“I had a lot of trepidation about leaving music. It was something I’d done all my life for my career. But I knew I wanted to do something more to support my community,” says Canete.
He left graduate school and applied for the Dallas Police Academy. While many of his peers struggled through the rigorous training process, Canete thrived due to the skills he had built while at CSU. Through his years of performing on stage, he was able to easily master his stress and had a strict discipline in training.
“My fellow police academy students would be so nervous before an exam or when there was an impromptu drills test, but I was used to performing on demand, under pressure.
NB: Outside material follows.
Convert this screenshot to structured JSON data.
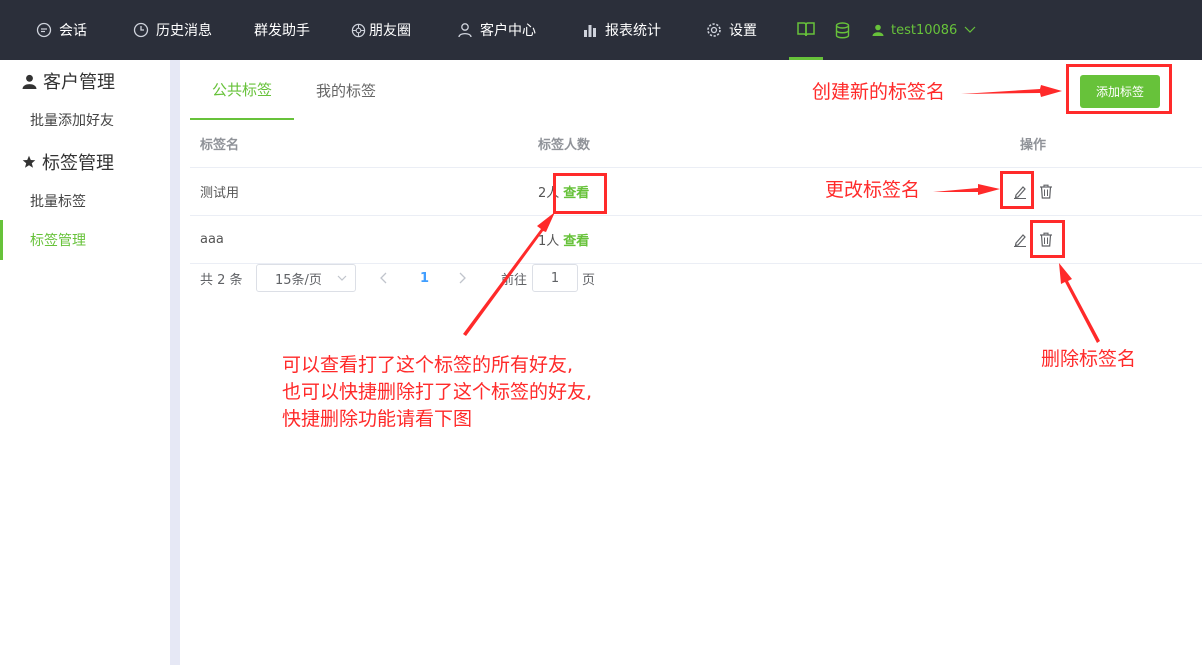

I felt right at home,” says Canete.
Upon graduation from the Dallas Police Academy, Canete excelled, tackling some of the toughest and most dangerous assignments. He worked undercover on special task forces, collaborated with the U.S. Attorney’s Office, FBI, and Homeland Security, and eventually became a member of the elite Dallas Police SWAT team. The SWAT team is comprised of 34 operators that make up the top one percent of the police department. Through the years, he has developed strong bonds with many of his teammates.
“I saw the lessons learned in my musical ensembles transfer over to my SWAT team. Both groups are all about teamwork and trust – you learn how to communicate through body language and non-verbal cues,” explains Canete.
Through his accomplished career as both a musician and police officer, Canete has remained passionate about his work and maintained a focus on giving back.
“Whenever you are given gifts, blessings, or opportunities, you have to give back however you can,” shares Canete.
Now Canete, his family, and friends are doing just that for CSU music students.
The special way that they are giving back came about serendipitously at a recent family wedding. Canete was so moved by the beautiful piano that had played during the ceremony that he snuck back into the chapel after the ceremony concluded. He wanted to see how it played and once his fingers touched the keys, he got lost in the music.
While most of the guests had moved on, one did find their way back into the chapel for Canete’s impromptu performance. They heard Canete’s story and the many dangerous cases he tackled to protect his community. These fellow CSU Rams were so inspired by his music and career that they decided to establish a scholarship in his honor.
The Daniel Canete Music Performance Scholarship Endowment supports exceptional CSU music students. Canete and his wife, Emily, have also made significant contributions to the scholarship. They hope future recipients will take this gift and go out into the world to be an ambassador of the CSU Music Department.
At the annual CLA Donor Brunch, Canete met the first recipient of the Daniel Canete Music Performance Scholarship and spoke about the importance of giving back.
“Often you hear people tell graduates to ‘go out and change the world.’ I believe that we shouldn’t be focusing on changing the world or changing people, but instead focus on contributing to the world. We need more people, more graduates, who are focused on contributing their skills and talents in the service of others,” explains Canete.
The Daniel Canete Music Performance Scholarship Endowment will continue to contribute scholarship support to generations of music students, enabling more aspiring musicians to see how a music degree can train them to make a real impact on their communities and the world.